Our flat was covered in Farrow & Ball bone when we rented it. I have to be honest, I hated it when I first saw it. So the first order of business was WHITE PAINT. With all the period mouldings and trims, a crisp coat of white paint doesn’t feel stark or cold - it creates a blank canvas with lots of texture. The gorgeous millwork and doors are a painted in 100 layers of old high-gloss off-white which creates just enough contrast to feel interesting. In the end, I did keep two of the bedrooms F&B bone and it has actually really grown on me.
get the look : master bedroom
When we moved in we had no furniture. None. Nuthin. I did an IKEA run for necessities and kids furniture. Yes, I secretly love IKEA and for kids rooms. And for bits to fill in a rental flat - IKEA is perfect.
Other than the kids furniture, I had a short list of bigger ticket items that we needed to purchase (master bed frame, sofa, dining table, media cabinet) and none of these were coming from IKEA! The new purchases would have to mix and mingle with the few beloved pieces of furniture sent from California that were still on a boat in the middle of the Atlantic.
After about a month of living in our flat I had purchased 9 house plants, a small vintage rug, some antique oil paintings, a plethora of candle stick holders… aaaaaand we were still sitting on the floor. I had purchase paralysis. The things I fell in love with were 8-12 week lead times, the quick ship items weren’t what I wanted, my dreams were twice as big as my budget - and all the while I had to consider if these items would work in a variety of spaces because we are renting and unsure how long we will be in this flat!

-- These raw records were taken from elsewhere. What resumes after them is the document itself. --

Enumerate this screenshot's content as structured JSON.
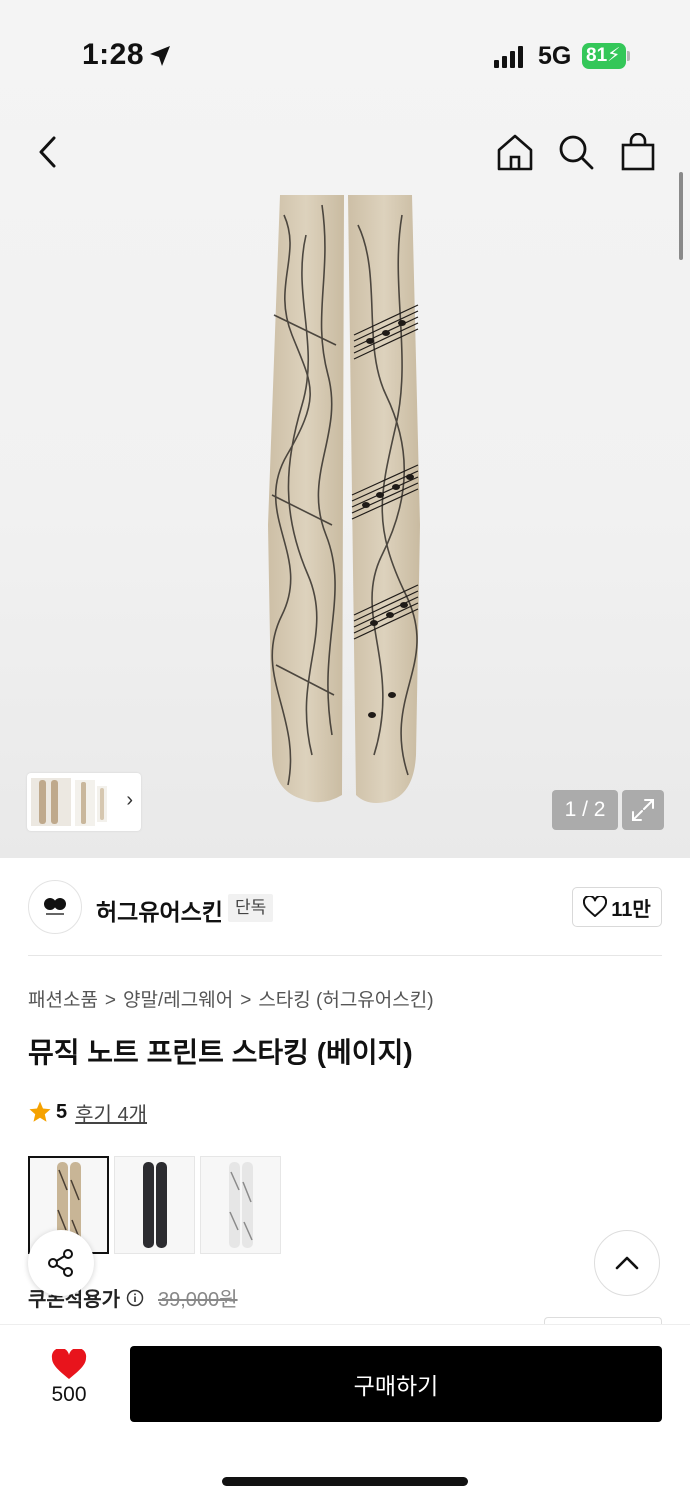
{
  "status_bar": {
    "time": "1:28",
    "network": "5G",
    "battery": "81",
    "battery_color": "#34c759"
  },
  "nav": {
    "back_icon": "chevron-left-icon",
    "home_icon": "home-icon",
    "search_icon": "search-icon",
    "bag_icon": "shopping-bag-icon"
  },
  "gallery": {
    "counter": "1 / 2",
    "expand_icon": "expand-icon"
  },
  "brand": {
    "name": "허그유어스킨",
    "badge": "단독",
    "likes": "11만"
  },
  "breadcrumb": [
    "패션소품",
    "양말/레그웨어",
    "스타킹 (허그유어스킨)"
  ],
  "product": {
    "title": "뮤직 노트 프린트 스타킹 (베이지)",
    "rating": "5",
    "review_link": "후기 4개",
    "variants": [
      "beige",
      "black",
      "white"
    ]
  },
  "price": {
    "label": "쿠폰적용가",
    "original": "39,000원"
  },
  "bottom_bar": {
    "wish_count": "500",
    "buy_label": "구매하기",
    "heart_color": "#e8141c"
  }
}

That’s a lot to digest.
Even for a designer.
get the look : kids room
The dining table and bed for the master bedroom were the first purchases and the sofa decision took F O R E V E R. In the U.K. pretty much any upholstery worth buying is made to order and 10-12 weeks out. This was not ideal when you are piling bed pillows on the floor to make a nook for the kids to watch movies on a computer this is propped up on a borrowed folding chair (our T.V. was also on the boat……). So I got creative and stalked a number of shops for ex-displays and finally found a very neutral and somewhat modern chaise sofa at Redbrick Mill which is a great little design center up here in Yorkshire. It wasn;t the dream sofa and it was over budget but they could deliver next day and that. was. that.
get the look : living

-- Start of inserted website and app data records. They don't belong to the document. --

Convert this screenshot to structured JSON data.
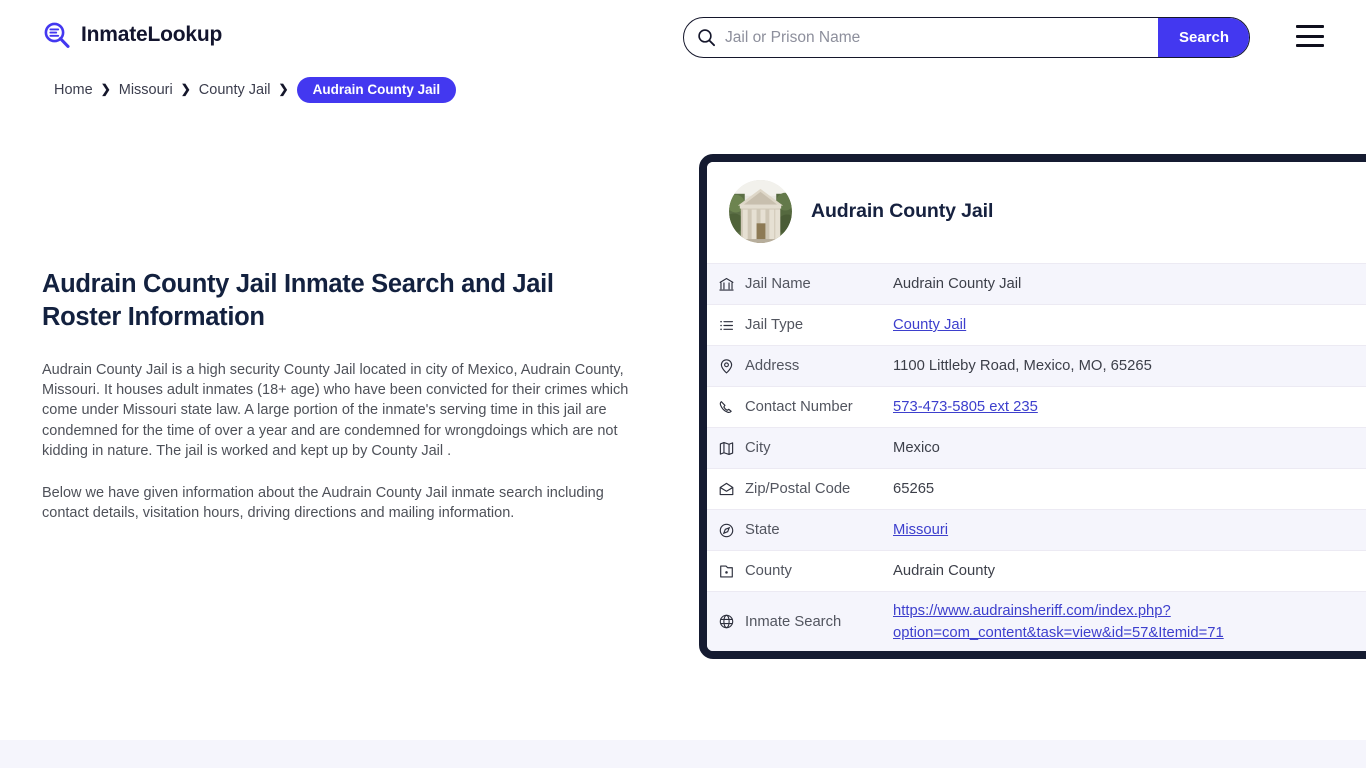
{
  "header": {
    "brand_name": "InmateLookup",
    "brand_icon": "magnifier-list-icon",
    "search": {
      "placeholder": "Jail or Prison Name",
      "value": "",
      "button_label": "Search",
      "icon": "search-icon"
    },
    "menu_icon": "hamburger-menu-icon",
    "accent_color": "#4338f0"
  },
  "breadcrumb": {
    "items": [
      {
        "label": "Home",
        "current": false
      },
      {
        "label": "Missouri",
        "current": false
      },
      {
        "label": "County Jail",
        "current": false
      },
      {
        "label": "Audrain County Jail",
        "current": true
      }
    ],
    "separator": "❯"
  },
  "main": {
    "title": "Audrain County Jail Inmate Search and Jail Roster Information",
    "paragraphs": [
      "Audrain County Jail is a high security County Jail located in city of Mexico, Audrain County, Missouri. It houses adult inmates (18+ age) who have been convicted for their crimes which come under Missouri state law. A large portion of the inmate's serving time in this jail are condemned for the time of over a year and are condemned for wrongdoings which are not kidding in nature. The jail is worked and kept up by County Jail .",
      "Below we have given information about the Audrain County Jail inmate search including contact details, visitation hours, driving directions and mailing information."
    ]
  },
  "card": {
    "title": "Audrain County Jail",
    "photo_alt": "audrain-county-courthouse-photo",
    "border_color": "#151b31",
    "stripe_color": "#f5f5fc",
    "rows": [
      {
        "icon": "bank-icon",
        "label": "Jail Name",
        "value": "Audrain County Jail",
        "link": false
      },
      {
        "icon": "list-icon",
        "label": "Jail Type",
        "value": "County Jail",
        "link": true
      },
      {
        "icon": "map-pin-icon",
        "label": "Address",
        "value": "1100 Littleby Road, Mexico, MO, 65265",
        "link": false
      },
      {
        "icon": "phone-icon",
        "label": "Contact Number",
        "value": "573-473-5805 ext 235",
        "link": true
      },
      {
        "icon": "map-icon",
        "label": "City",
        "value": "Mexico",
        "link": false
      },
      {
        "icon": "envelope-icon",
        "label": "Zip/Postal Code",
        "value": "65265",
        "link": false
      },
      {
        "icon": "compass-icon",
        "label": "State",
        "value": "Missouri",
        "link": true
      },
      {
        "icon": "county-icon",
        "label": "County",
        "value": "Audrain County",
        "link": false
      },
      {
        "icon": "globe-icon",
        "label": "Inmate Search",
        "value": "https://www.audrainsheriff.com/index.php?option=com_content&task=view&id=57&Itemid=71",
        "link": true
      }
    ]
  }
}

Once our shipment from the states arrived (minus two of my beloved Eames dining chairs. devastating. ) things seemed to slot right into place as if they were purchased for this home. It was magic. Of course pieces like the ottoman (a client purchase that didn’t work out and I happily kept it for myself ;-) were considered when working out the floorplan and new items that needed to be purchased. So it wasn’t all magic. I really enjoyed ‘remerchandising’ all of our furniture and making it work in such a different setting. From a mid-century modern home in Northern California to an 1800’s Victorian in the North of England. A testament to buying items that you truly love because you will happily make room for them in any home.
get the look : dining
In the end, I am really happy with our little home here in Harrogate and I am trying desperately not to go overboard buying things to fill it. And since it is a rental there is only so much I can customize and the temporary nature makes hard to invest in items that feel specific to this space so I am trying my best to refrain. Overall I love the way it came together and despite the drastic change in architecture from our California home, it really feels like ‘us’. Of course I would love to rip up all the carpet and lay hardwoods, add builtins on the sides of the fireplaces, remodel the bathrooms and kitchens, get new double glazed windows, paint the front door….. okay fine, I’ll stop…